Republicans to grill FBI chief Wray as he meets behind closed doors with House intel panel
One area of planned inquiry is determining when the FBI learned that a Hillary Clinton-supporting PR executive had fed Trump dirt to the Steele dossier, information that was concealed from Congress.
FBI Director Chris Wray is meeting behind closed doors Tuesday with the House Intelligence Committee amidst a tumultuous time for the nation's premier law enforcement agency, and some lawmakers are making clear they want answers to tough questions.
Rep. Devin Nunes (R-Calif.), the panel's former chairman and its current ranking member, sent a pointed letter to Wray on Monday outlining the topics minority Republicans want to discuss, including how many informants the FBI was using in connection with the Jan. 6 Capitol riots and why the FBI raided the home of conservative journalist James O'Keefe.
Nunes' letter also makes clear there will be questions about Special Counsel John Durham's ongoing investigation into the now-discredited TrumpRussia collusion allegations.
Durham recently secured a grand jury indictment against the primary source for Christopher Steele's dossier, used to secure FISA warrants to spy on the Trump campaign. The charges accused Igor Danchenko of lying five times to FBI agents about where he got information he gave Steele to put in the dossier.
The court filing included a bombshell revelation that some of the information in Steele's dossier came from a Hillary Clinton-supporting PR executive named Charles Dolan Jr.
It's been known for some time now that Steele's dossier was funded by Clinton's campaign, managed by her law firm and its unsubstantiated allegations spread by her campaign apparatus to the FBI and news media.
But the revelation that Dolan, a volunteer for her campaign, provided information to Danchenko that was treated as intelligence inside the Steele dossier roiled Washington, in part because congressional investigators were never told of the connection during their earlier Russia collusion probes, according to Nunes' former chief investigator, Kash Patel.
"Devin and I ran an investigation where we thought, and we said publicly, that the FBI and the DOJ ... are not providing Congress with the documentation," Patel told Just the News last week in an interview with the John Solomon Reports podcast. "We subpoenaed lawfully, they defied congressional subpoenas, and we felt we only got 60-70% of the actual information and they blocked the rest with their deep-state cronies because they were embarrassed of the actions of the select few in the FBI and DOJ.

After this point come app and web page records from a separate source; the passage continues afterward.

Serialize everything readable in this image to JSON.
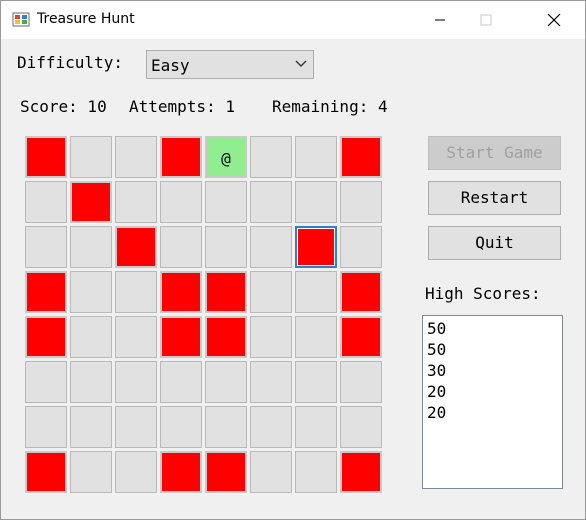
{
  "window": {
    "title": "Treasure Hunt",
    "controls": {
      "minimize": "–",
      "maximize": "□",
      "close": "✕"
    }
  },
  "difficulty": {
    "label": "Difficulty:",
    "selected": "Easy"
  },
  "status": {
    "score": "Score: 10",
    "attempts": "Attempts: 1",
    "remaining": "Remaining: 4"
  },
  "board": {
    "rows": 8,
    "cols": 8,
    "red_color": "#ff0000",
    "found_color": "#90ee90",
    "empty_color": "#e1e1e1",
    "cells": [
      [
        "red",
        "",
        "",
        "red",
        "found",
        "",
        "",
        "red"
      ],
      [
        "",
        "red",
        "",
        "",
        "",
        "",
        "",
        ""
      ],
      [
        "",
        "",
        "red",
        "",
        "",
        "",
        "selected-red",
        ""
      ],
      [
        "red",
        "",
        "",
        "red",
        "red",
        "",
        "",
        "red"
      ],
      [
        "red",
        "",
        "",
        "red",
        "red",
        "",
        "",
        "red"
      ],
      [
        "",
        "",
        "",
        "",
        "",
        "",
        "",
        ""
      ],
      [
        "",
        "",
        "",
        "",
        "",
        "",
        "",
        ""
      ],
      [
        "red",
        "",
        "",
        "red",
        "red",
        "",
        "",
        "red"
      ]
    ],
    "found_text": "@"
  },
  "buttons": {
    "start": "Start Game",
    "restart": "Restart",
    "quit": "Quit"
  },
  "high_scores": {
    "label": "High Scores:",
    "items": [
      "50",
      "50",
      "30",
      "20",
      "20"
    ]
  }
}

"Fast forward to John Durham. Here's the thing, John, I had never heard — me, Kash Patel, lead Russiagate investigator — had never, ever heard of the name Charles Dolan until John Durham indicted Danchenko."
Beyond the Durham-Danchenko-Dolan intrigue, Republicans were preparing to press Wray on a variety of other matters. Here are some of the topics Nunes identified in his letter:

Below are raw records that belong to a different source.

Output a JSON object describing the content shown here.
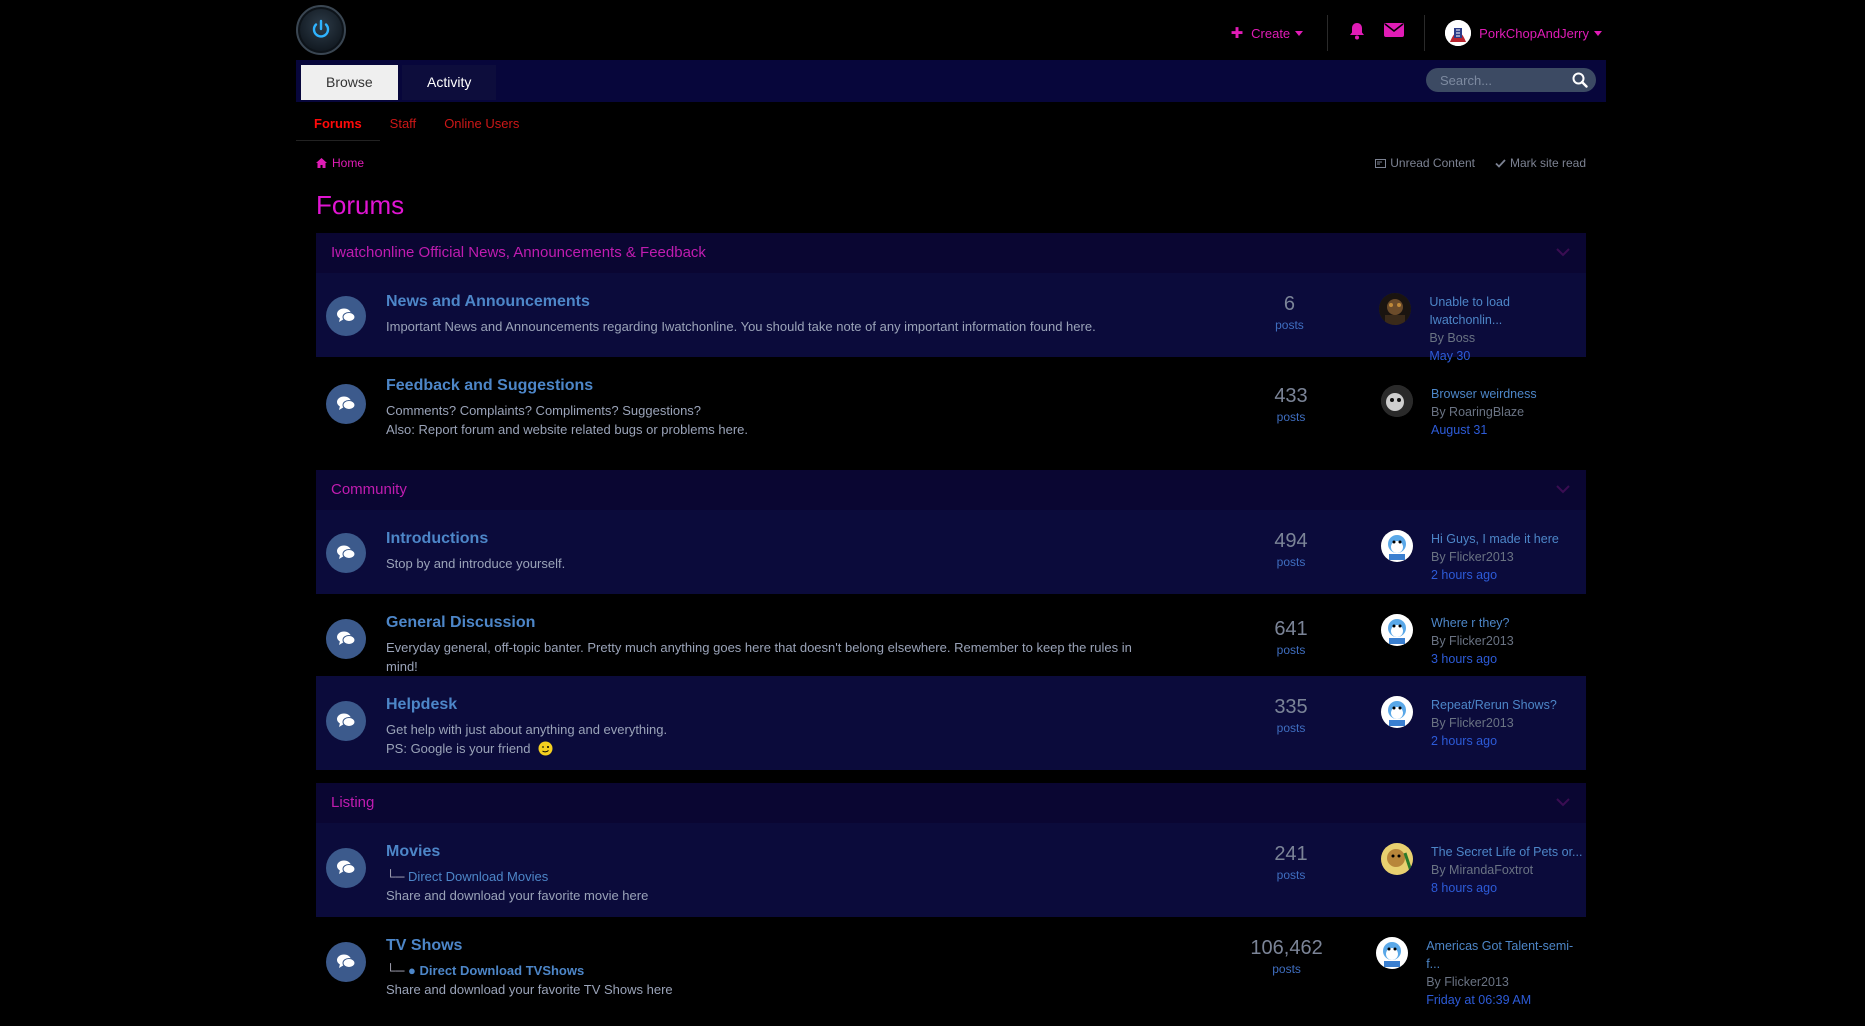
{
  "header": {
    "create_label": "Create",
    "username": "PorkChopAndJerry"
  },
  "nav": {
    "tabs": [
      {
        "label": "Browse"
      },
      {
        "label": "Activity"
      }
    ],
    "search_placeholder": "Search..."
  },
  "subnav": {
    "items": [
      {
        "label": "Forums"
      },
      {
        "label": "Staff"
      },
      {
        "label": "Online Users"
      }
    ]
  },
  "breadcrumb": {
    "home": "Home",
    "unread": "Unread Content",
    "mark_read": "Mark site read"
  },
  "page_title": "Forums",
  "categories": [
    {
      "title": "Iwatchonline Official News, Announcements & Feedback",
      "forums": [
        {
          "title": "News and Announcements",
          "desc": "Important News and Announcements regarding Iwatchonline. You should take note of any important information found here.",
          "posts": "6",
          "posts_label": "posts",
          "last_title": "Unable to load Iwatchonlin...",
          "last_by": "By Boss",
          "last_when": "May 30"
        },
        {
          "title": "Feedback and Suggestions",
          "desc": "Comments? Complaints? Compliments? Suggestions?",
          "desc2": "Also: Report forum and website related bugs or problems here.",
          "posts": "433",
          "posts_label": "posts",
          "last_title": "Browser weirdness",
          "last_by": "By RoaringBlaze",
          "last_when": "August 31"
        }
      ]
    },
    {
      "title": "Community",
      "forums": [
        {
          "title": "Introductions",
          "desc": "Stop by and introduce yourself.",
          "posts": "494",
          "posts_label": "posts",
          "last_title": "Hi Guys, I made it here",
          "last_by": "By Flicker2013",
          "last_when": "2 hours ago"
        },
        {
          "title": "General Discussion",
          "desc": "Everyday general, off-topic banter. Pretty much anything goes here that doesn't belong elsewhere. Remember to keep the rules in mind!",
          "posts": "641",
          "posts_label": "posts",
          "last_title": "Where r they?",
          "last_by": "By Flicker2013",
          "last_when": "3 hours ago"
        },
        {
          "title": "Helpdesk",
          "desc": "Get help with just about anything and everything.",
          "desc2": "PS: Google is your friend",
          "posts": "335",
          "posts_label": "posts",
          "last_title": "Repeat/Rerun Shows?",
          "last_by": "By Flicker2013",
          "last_when": "2 hours ago"
        }
      ]
    },
    {
      "title": "Listing",
      "forums": [
        {
          "title": "Movies",
          "sub": "Direct Download Movies",
          "desc": "Share and download your favorite movie here",
          "posts": "241",
          "posts_label": "posts",
          "last_title": "The Secret Life of Pets or...",
          "last_by": "By MirandaFoxtrot",
          "last_when": "8 hours ago"
        },
        {
          "title": "TV Shows",
          "sub": "Direct Download TVShows",
          "desc": "Share and download your favorite TV Shows here",
          "posts": "106,462",
          "posts_label": "posts",
          "last_title": "Americas Got Talent-semi-f...",
          "last_by": "By Flicker2013",
          "last_when": "Friday at 06:39 AM"
        }
      ]
    }
  ],
  "colors": {
    "accent": "#e01cb6",
    "nav_bg": "#07063b",
    "row_alt": "#0b0b3b",
    "link": "#4d86c8"
  }
}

- The FBI's assessments of Ukrainian businessman Konstantin Kilimnik, who has been indicted in the Russia case and portrayed in some reports as a Russian spy (which he denies) but was granted extensive access as an intelligence source at the U.S. embassy in Ukraine during the Obama-Biden years.
- Reforms needed to prevent FBI investigations from aiding and abetting political misinformation campaigns, such as occurred in the Russia collusion probeFBI's handling of confidential human sources, including whether such informants were employed during the Jan. 6 Capitol riot.
- Systemic problems identified by DOJ's chief watchdog in the bureau's execution of Foreign Intelligence Surveillance Act (FISA) warrants.
- The latest counterintelligence threats associated with China.
- The FBI's "use of National Intelligence Program (NIP) funding and personnel for domestic activities unrelated to the conduct of foreign intelligence, and the impact this has had on FBI's duty to combat threats from China and other foreign adversaries."
- Whether the FBI has used any NIP-funded personnel or capabilities in relation to Attorney General Merrick Garland's Oct. 4 memorandum concerning alleged threats to public school boards and other personnel.
- The FBI's recent raids on the homes of reporters associated with Project Veritas, including media leaks associated with those raids, and the FBI's commitment to preserving First Amendment protections. (The ACLU over the weekend said it was deeply troubled by the FBI's precedent in that case involving O'Keefe.)
Nunes said he gave the topics in advance to the FBI chief "to ensure you were adequately prepared to fully answer our questions" because "Committee Republicans have a responsibility to obtain full answers to these questions."